> _Task description_
From the material below, copy out each line with the word "Objekte" in it.
Given records below:
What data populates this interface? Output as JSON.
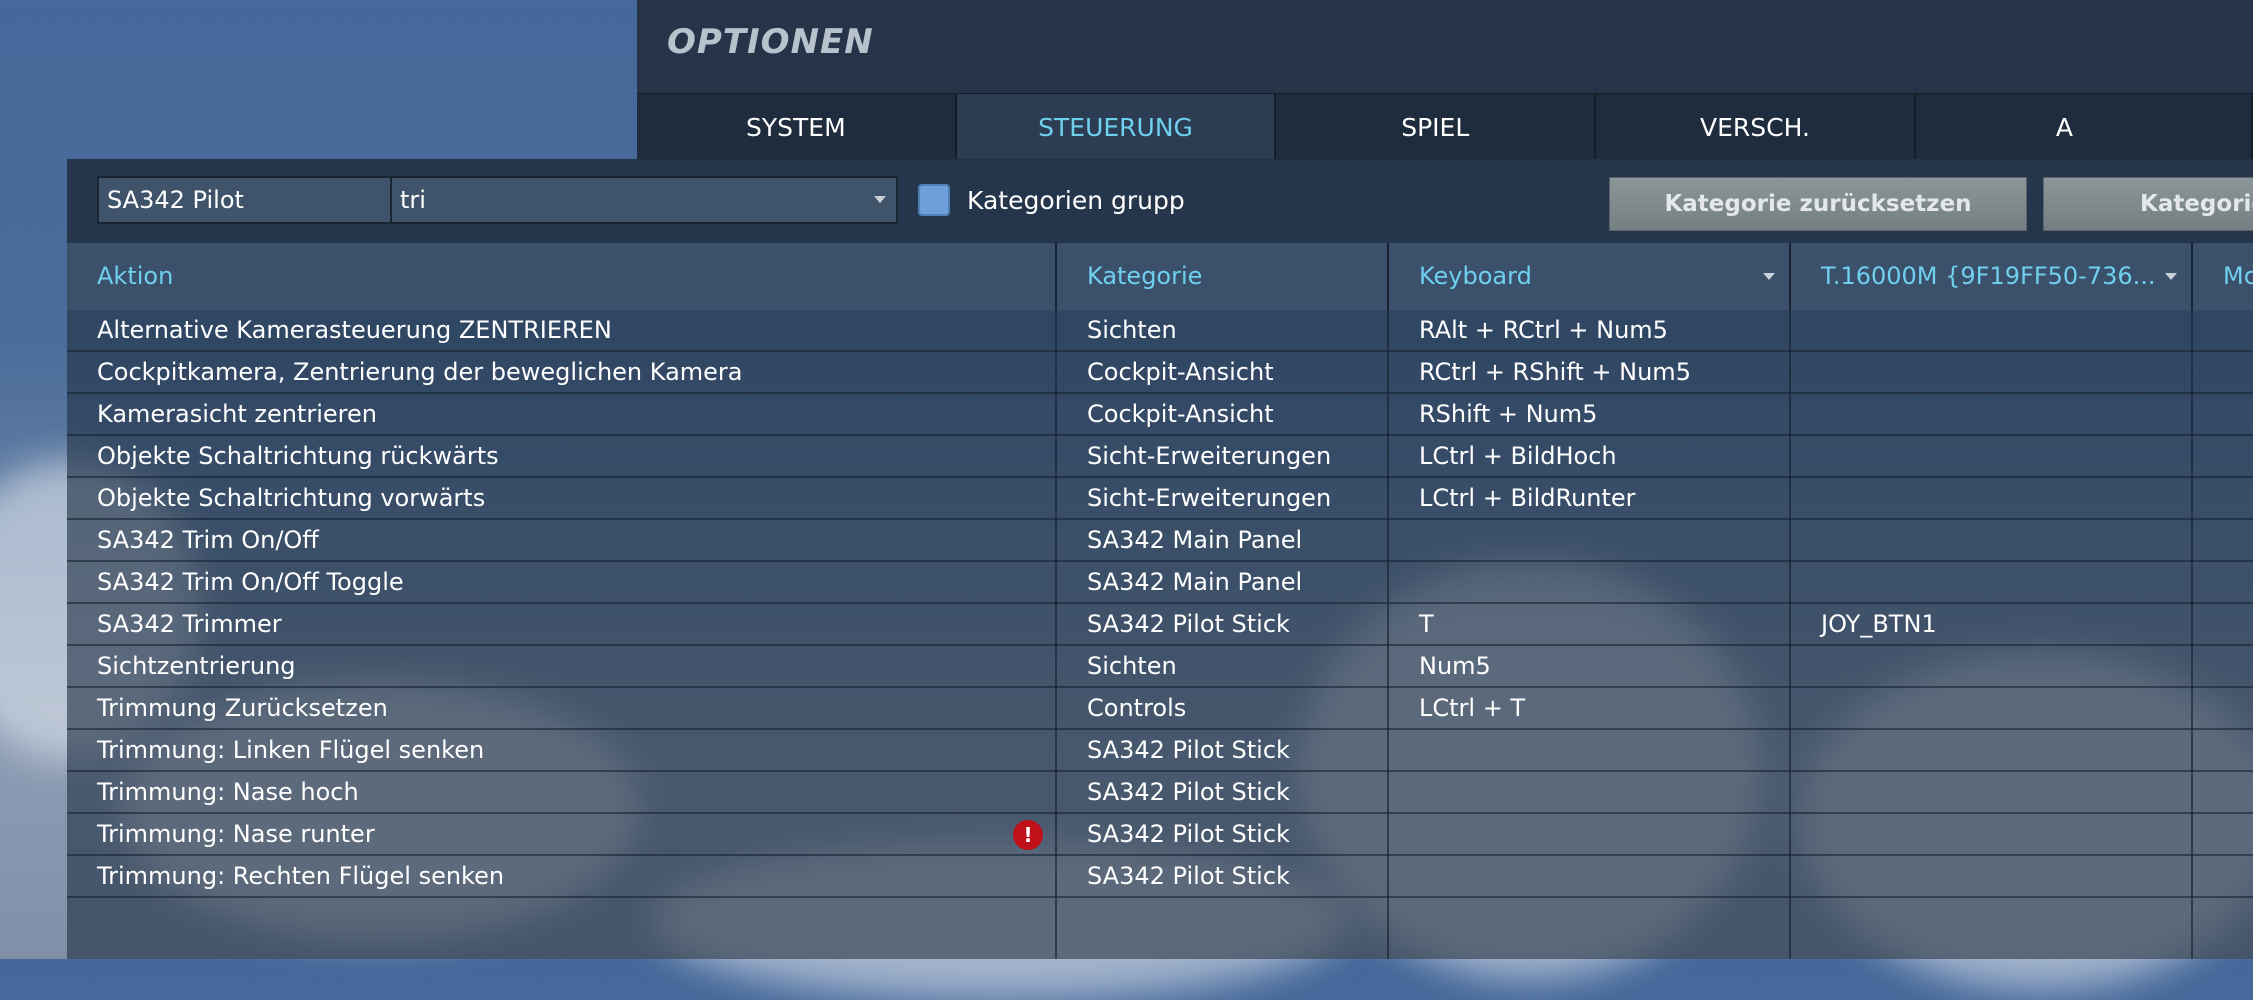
{
  "header": {
    "title": "OPTIONEN"
  },
  "tabs": [
    {
      "label": "SYSTEM",
      "active": false
    },
    {
      "label": "STEUERUNG",
      "active": true
    },
    {
      "label": "SPIEL",
      "active": false
    },
    {
      "label": "VERSCH.",
      "active": false
    },
    {
      "label": "A",
      "active": false
    }
  ],
  "toolbar": {
    "aircraft_select": "SA342 Pilot",
    "filter_select": "tri",
    "group_checkbox_label": "Kategorien grupp",
    "group_checkbox_checked": false,
    "reset_category_button": "Kategorie zurücksetzen",
    "second_category_button": "Kategorie"
  },
  "table": {
    "columns": [
      "Aktion",
      "Kategorie",
      "Keyboard",
      "T.16000M {9F19FF50-736...",
      "Mc"
    ],
    "rows": [
      {
        "action": "Alternative Kamerasteuerung ZENTRIEREN",
        "category": "Sichten",
        "keyboard": "RAlt + RCtrl + Num5",
        "joystick": "",
        "warning": false
      },
      {
        "action": "Cockpitkamera, Zentrierung der beweglichen Kamera",
        "category": "Cockpit-Ansicht",
        "keyboard": "RCtrl + RShift + Num5",
        "joystick": "",
        "warning": false
      },
      {
        "action": "Kamerasicht zentrieren",
        "category": "Cockpit-Ansicht",
        "keyboard": "RShift + Num5",
        "joystick": "",
        "warning": false
      },
      {
        "action": "Objekte Schaltrichtung rückwärts",
        "category": "Sicht-Erweiterungen",
        "keyboard": "LCtrl + BildHoch",
        "joystick": "",
        "warning": false
      },
      {
        "action": "Objekte Schaltrichtung vorwärts",
        "category": "Sicht-Erweiterungen",
        "keyboard": "LCtrl + BildRunter",
        "joystick": "",
        "warning": false
      },
      {
        "action": "SA342 Trim On/Off",
        "category": "SA342 Main Panel",
        "keyboard": "",
        "joystick": "",
        "warning": false
      },
      {
        "action": "SA342 Trim On/Off Toggle",
        "category": "SA342 Main Panel",
        "keyboard": "",
        "joystick": "",
        "warning": false
      },
      {
        "action": "SA342 Trimmer",
        "category": "SA342 Pilot Stick",
        "keyboard": "T",
        "joystick": "JOY_BTN1",
        "warning": false
      },
      {
        "action": "Sichtzentrierung",
        "category": "Sichten",
        "keyboard": "Num5",
        "joystick": "",
        "warning": false
      },
      {
        "action": "Trimmung Zurücksetzen",
        "category": "Controls",
        "keyboard": "LCtrl + T",
        "joystick": "",
        "warning": false
      },
      {
        "action": "Trimmung: Linken Flügel senken",
        "category": "SA342 Pilot Stick",
        "keyboard": "",
        "joystick": "",
        "warning": false
      },
      {
        "action": "Trimmung: Nase hoch",
        "category": "SA342 Pilot Stick",
        "keyboard": "",
        "joystick": "",
        "warning": false
      },
      {
        "action": "Trimmung: Nase runter",
        "category": "SA342 Pilot Stick",
        "keyboard": "",
        "joystick": "",
        "warning": true,
        "warning_symbol": "!"
      },
      {
        "action": "Trimmung: Rechten Flügel senken",
        "category": "SA342 Pilot Stick",
        "keyboard": "",
        "joystick": "",
        "warning": false
      }
    ]
  },
  "colors": {
    "accent": "#6fd0ee",
    "warning": "#c0101a",
    "panel": "#213044",
    "button": "#808b8e"
  },
  "icons": {
    "select_arrow": "dropdown-arrow-icon",
    "warning": "warning-icon"
  }
}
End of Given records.
> _Answer to this exercise_
        "action": "Objekte Schaltrichtung rückwärts",
        "action": "Objekte Schaltrichtung vorwärts",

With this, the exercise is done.